It turns out that Santiago sizes are very similar to the U.S., and I fit well in three different sized pants in different stores (I of course chose to believe that the smallest of sizes was the correct one).
But this shopping trip was different than most. Instead of a mall, we were in Barrio Patronato, well-known in the city for two things: really cheap clothes and getting robbed. Sweet! Now this is the kind of shopping I could get into--adventure shopping!
So, with a sense of purpose (yes!) and a tight grip on my purse, Connie and I shopped, and I successfully bought the summer clothes I needed.
Perhaps this will be the way to motivate me to shop in the future. Maybe I need to approach shopping as an adventure and pretend like I'm a spy on a mission to retrieve magic pants (this might also be a good way to get kicked out of a clothing store).
Or maybe it's time I accept and be proud of my non-shopper status. Next time my friends suggest shopping, I will offer some alternatives:
THEM: Let's go shop.
ME: How about white water rafting? Sky diving? Anyone up for swimming with sharks? Doesn't that sound fun?
THEM: Um, no. Let's go shopping.
ME: Okay. But let's pretend we're spies on a mission to capture the magic pants from evil goblin.
THEM: Are you feeling okay? Why don't you stay home on this trip?
Sounds perfect to me!
Que te vaya bien (y comprar bien tambien),
C in C
Monday, November 3, 2008
Below are pictures from the immigration station at the top. Doesn't it look like an entirely different planet?
1. I was suited for bus rides. Perhaps this was because of all the long car rides we took for family vacations. Perhaps it was because I love watching the scenery go by without having to drive. Plus, South American buses were pretty sweet. Videos, drinks, even a steward to make sure you didn't miss your stop.
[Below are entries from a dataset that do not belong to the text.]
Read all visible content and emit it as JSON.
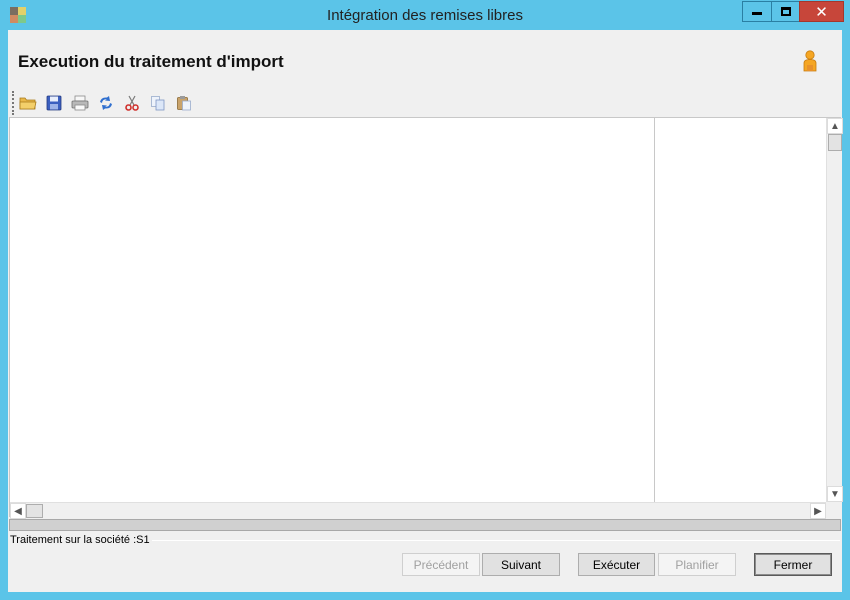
{
  "window": {
    "title": "Intégration des remises libres",
    "controls": {
      "minimize": "minimize",
      "maximize": "maximize",
      "close": "✕"
    }
  },
  "header": {
    "title": "Execution du traitement d'import",
    "user_icon": "user-icon"
  },
  "toolbar": {
    "buttons": [
      {
        "name": "open-folder-icon",
        "label": "Ouvrir"
      },
      {
        "name": "save-icon",
        "label": "Enregistrer"
      },
      {
        "name": "print-icon",
        "label": "Imprimer"
      },
      {
        "name": "refresh-icon",
        "label": "Actualiser"
      },
      {
        "name": "cut-icon",
        "label": "Couper"
      },
      {
        "name": "copy-icon",
        "label": "Copier"
      },
      {
        "name": "paste-icon",
        "label": "Coller"
      }
    ]
  },
  "scrollbars": {
    "up": "▲",
    "down": "▼",
    "left": "◀",
    "right": "▶"
  },
  "status": {
    "text": "Traitement sur la société :S1"
  },
  "buttons": {
    "previous": "Précédent",
    "next": "Suivant",
    "execute": "Exécuter",
    "schedule": "Planifier",
    "close": "Fermer"
  },
  "colors": {
    "titlebar": "#5bc4e8",
    "close_button": "#c7463a",
    "client_bg": "#f0f0f0",
    "pane_bg": "#ffffff"
  }
}
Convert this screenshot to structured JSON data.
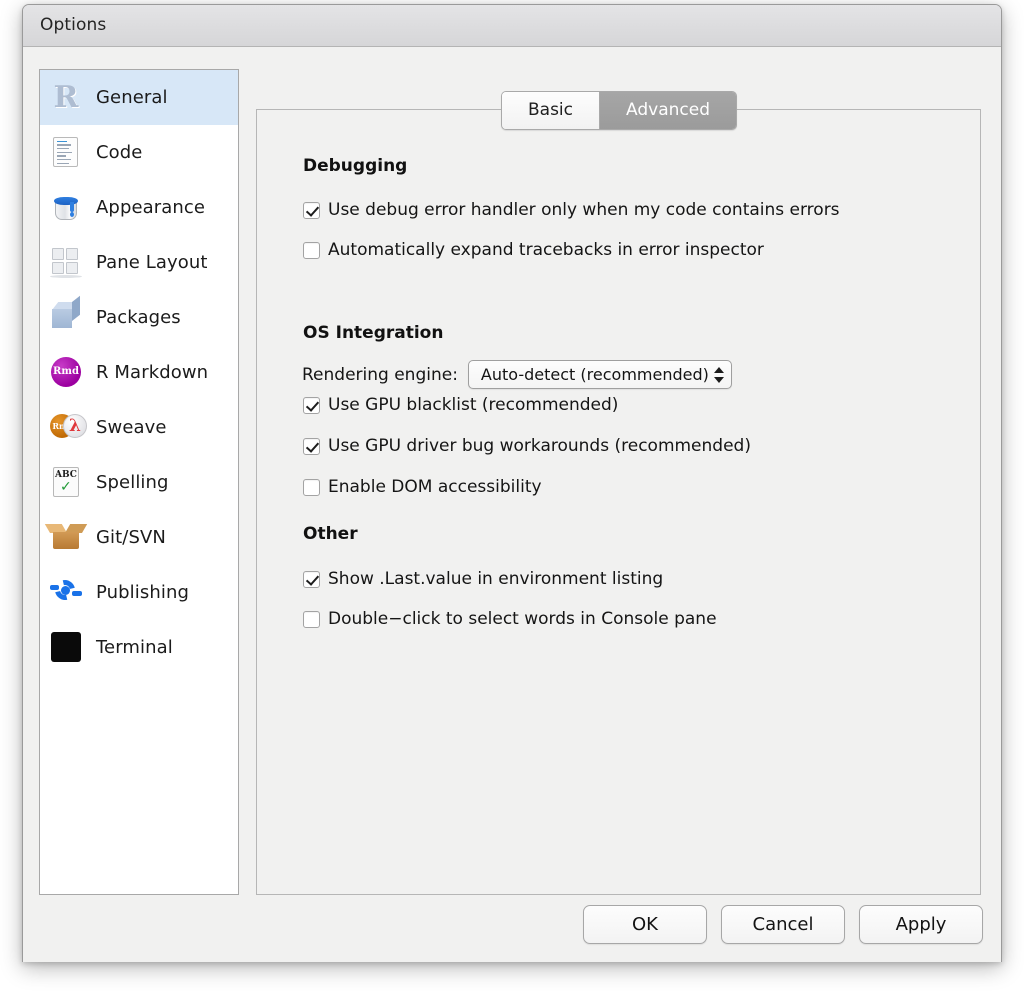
{
  "window": {
    "title": "Options"
  },
  "sidebar": {
    "items": [
      {
        "label": "General",
        "icon": "r-logo-icon",
        "selected": true
      },
      {
        "label": "Code",
        "icon": "code-document-icon",
        "selected": false
      },
      {
        "label": "Appearance",
        "icon": "paint-bucket-icon",
        "selected": false
      },
      {
        "label": "Pane Layout",
        "icon": "pane-grid-icon",
        "selected": false
      },
      {
        "label": "Packages",
        "icon": "package-box-icon",
        "selected": false
      },
      {
        "label": "R Markdown",
        "icon": "rmd-badge-icon",
        "selected": false
      },
      {
        "label": "Sweave",
        "icon": "sweave-pdf-icon",
        "selected": false
      },
      {
        "label": "Spelling",
        "icon": "abc-check-icon",
        "selected": false
      },
      {
        "label": "Git/SVN",
        "icon": "carton-box-icon",
        "selected": false
      },
      {
        "label": "Publishing",
        "icon": "publish-orbit-icon",
        "selected": false
      },
      {
        "label": "Terminal",
        "icon": "terminal-black-icon",
        "selected": false
      }
    ]
  },
  "tabs": [
    {
      "label": "Basic",
      "active": false
    },
    {
      "label": "Advanced",
      "active": true
    }
  ],
  "panel": {
    "debugging": {
      "title": "Debugging",
      "options": [
        {
          "label": "Use debug error handler only when my code contains errors",
          "checked": true
        },
        {
          "label": "Automatically expand tracebacks in error inspector",
          "checked": false
        }
      ]
    },
    "os_integration": {
      "title": "OS Integration",
      "rendering_engine_label": "Rendering engine:",
      "rendering_engine_value": "Auto-detect (recommended)",
      "options": [
        {
          "label": "Use GPU blacklist (recommended)",
          "checked": true
        },
        {
          "label": "Use GPU driver bug workarounds (recommended)",
          "checked": true
        },
        {
          "label": "Enable DOM accessibility",
          "checked": false
        }
      ]
    },
    "other": {
      "title": "Other",
      "options": [
        {
          "label": "Show .Last.value in environment listing",
          "checked": true
        },
        {
          "label": "Double−click to select words in Console pane",
          "checked": false
        }
      ]
    }
  },
  "footer": {
    "buttons": [
      {
        "label": "OK"
      },
      {
        "label": "Cancel"
      },
      {
        "label": "Apply"
      }
    ]
  },
  "colors": {
    "selection_blue": "#d7e7f7",
    "panel_bg": "#f1f1f0",
    "titlebar": "#dcdcde",
    "active_tab": "#a0a0a0"
  }
}
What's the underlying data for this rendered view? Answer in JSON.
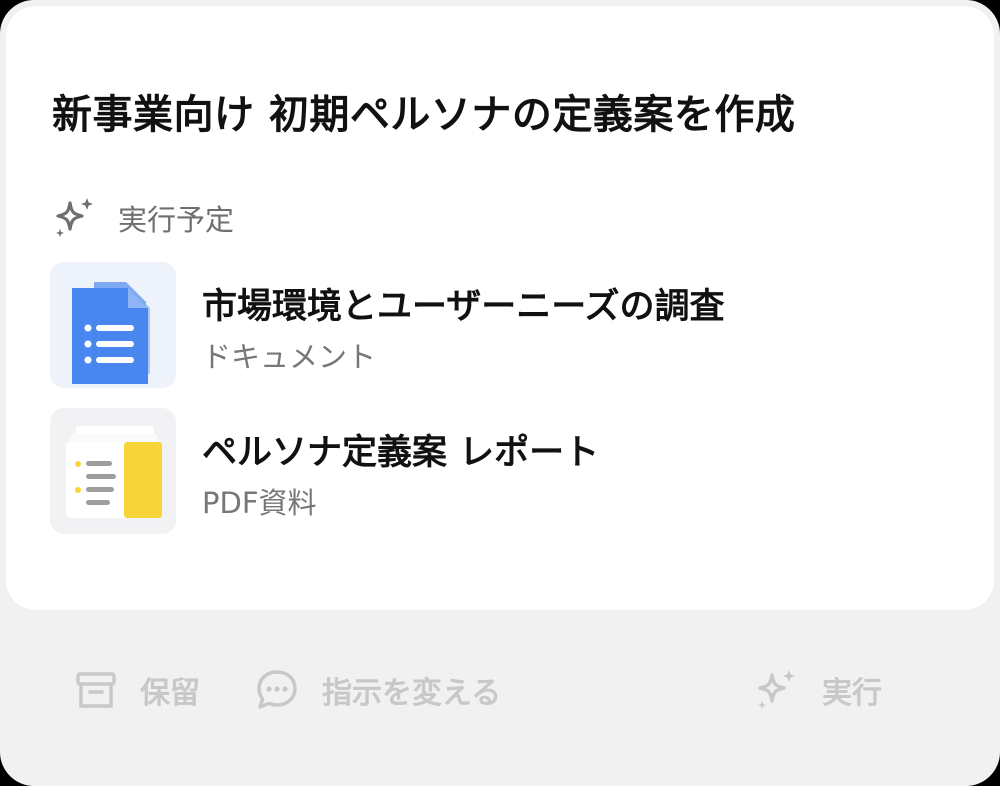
{
  "card": {
    "title": "新事業向け 初期ペルソナの定義案を作成",
    "section_label": "実行予定",
    "items": [
      {
        "title": "市場環境とユーザーニーズの調査",
        "subtitle": "ドキュメント",
        "icon": "document-icon"
      },
      {
        "title": "ペルソナ定義案 レポート",
        "subtitle": "PDF資料",
        "icon": "pdf-report-icon"
      }
    ]
  },
  "footer": {
    "hold_label": "保留",
    "change_label": "指示を変える",
    "run_label": "実行"
  },
  "colors": {
    "accent_blue": "#4a86f0",
    "accent_yellow": "#f6d43a",
    "disabled": "#c8c8ca"
  }
}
When I first arrived, I did what I always do in a new place. I just laid back on my bed and stared at the ceiling. I find that 10 or 20 minutes of this is enough for me to push away my feelings of panic and lonliness and to motivate myself to explore (and by explore, I mean, wander around the hostel).
After lunch, I took a wine tour that included an olive oil factory and a family-owned liquor/chocolate factory and two wineries. The tour group was really wild, and half the guys were doing shots of absinthe which I believe is banned in Europe for turning artists crazy.
The next day, I went on a white water rafting adventure--the first class three river I had ever tried. When they gave me a wet suit, helmet, and life jacket, I knew this was going to be very different from the tame rivers from family rafting trips.
In the photos below, I'm in the back on the left side of the boat, next to the guide. I had the best time, and I can't wait to go again. It was the perfect mix of fear and excitement. I'm at the very edge of this photo. Others are not pictured because the front end is completely covered with water.
I made friends with the girl we're holding in this photo, along with the other women in this photo. They were German, but luckily, they spoke English and Spanish so we found a common language. After a beautiful drive back to the hostal (see below), we went out to dinner together.